Building upon the basic audio power meter discussed in . The author has created a more sensitive iteration. In typical home settings, seldom does one require more than 1 watt of audio power. The exception occurs during events like parties, where individuals might showcase their stereo systems, leading to occasional peaks exceeding 10 W. This enhanced circuit activates the dual LED, illuminating it in green, with sensitivity starting at approximately 0.1 watts into 8 ohms (or 0.2 watts into 4 ohms). The exact threshold relies on the specific type of LED employed, emphasizing the importance of opting for a low-current variant. The capacitor undergoes charging through D1 and subsequent discharge via the green LED, facilitating the power meter’s operation.
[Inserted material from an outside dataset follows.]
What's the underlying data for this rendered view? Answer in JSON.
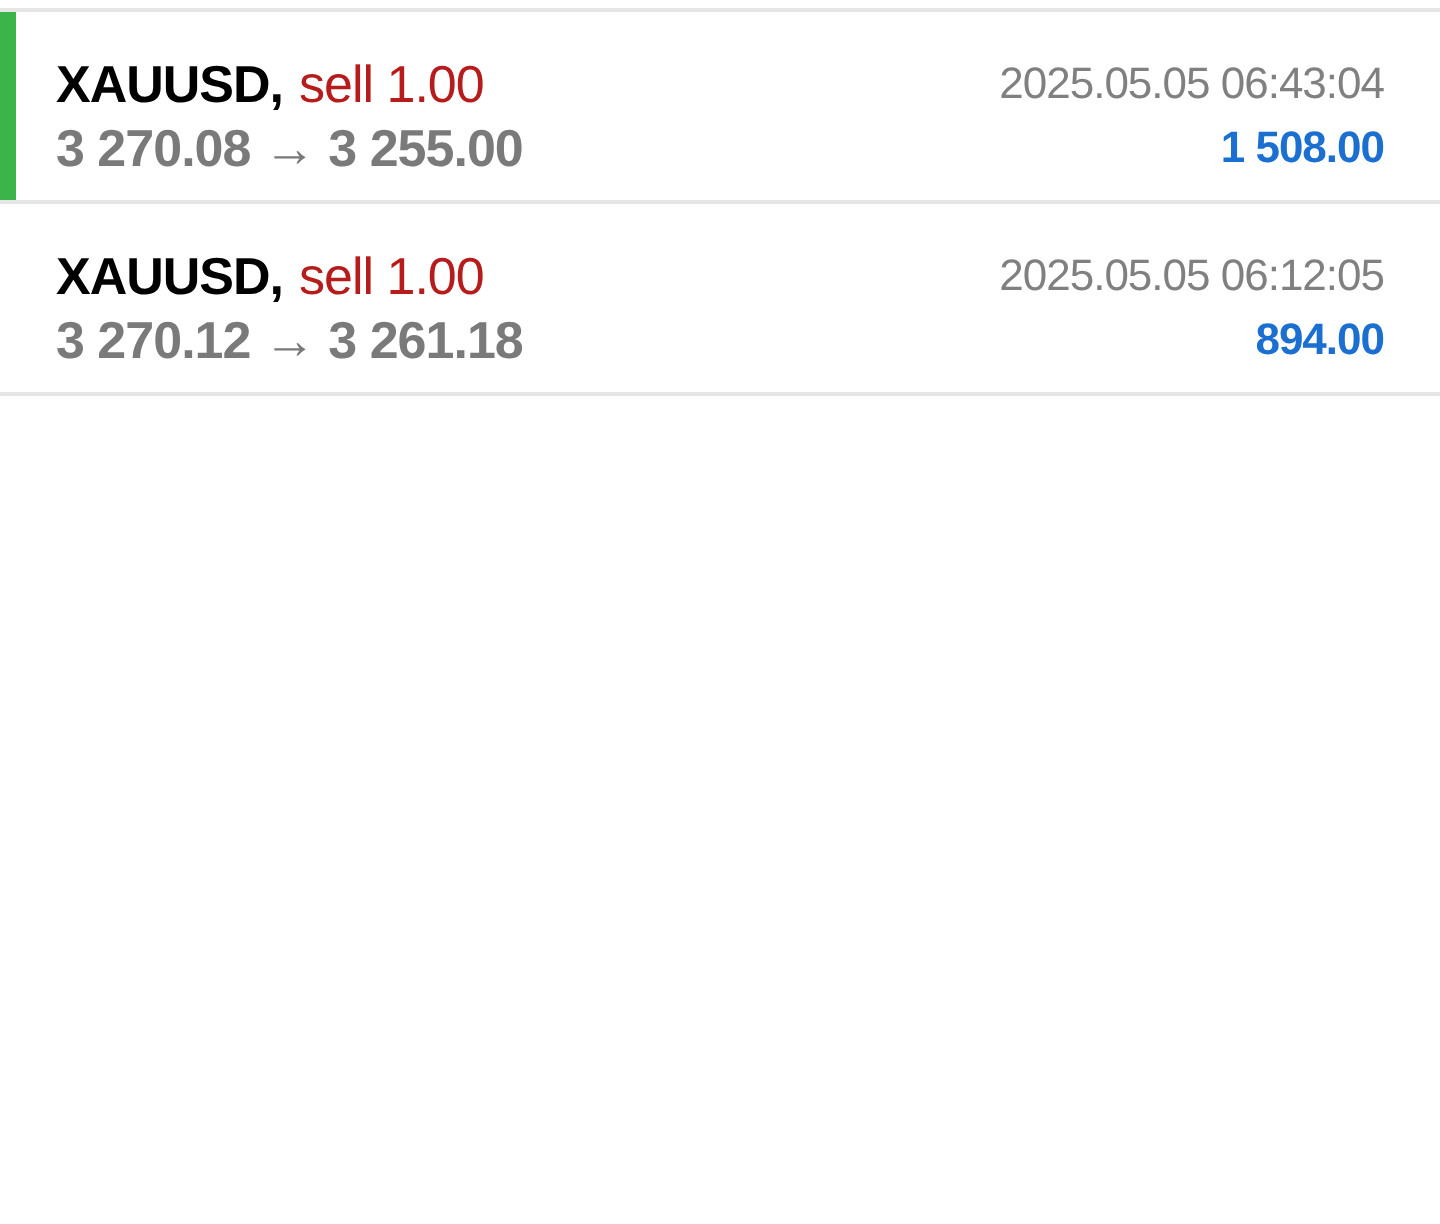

The green LED creates a voltage-doubler effect in this setup. At the 1-watt level, the transistor regulates the current passing through the green LED, causing the red LED to conduct sufficiently, resulting in an orange hue. When the power exceeds 5 watts, the predominant color shifts to red. While it’s possible to use two separate ‘normal’ LEDs, this configuration cannot produce the orange hue. When conducting tests, it’s essential to employ a generator with a DC-coupled output; The presence of a capacitor in the output path could lead to misleading results.
The term “stereo” originates from the Greek roots “stereo,” meaning “solid or three-dimensional,” and “phone,” meaning “voice.” In the context of RCA outputs, which represent stereo audio output, the signal is divided into two distinct channels: left and right. This division enhances the auditory experience by creating a multi-dimensional sound that seems to surround the listener, coming from multiple sources.
The quality of the signal from your source component profoundly impacts your stereo system, regardless of the high quality of other components. A low-quality signal affects the overall audio experience, emphasizing the significance of a high-quality source component.
- The Speakers. …
- The Amplifier. …
- Other Factors.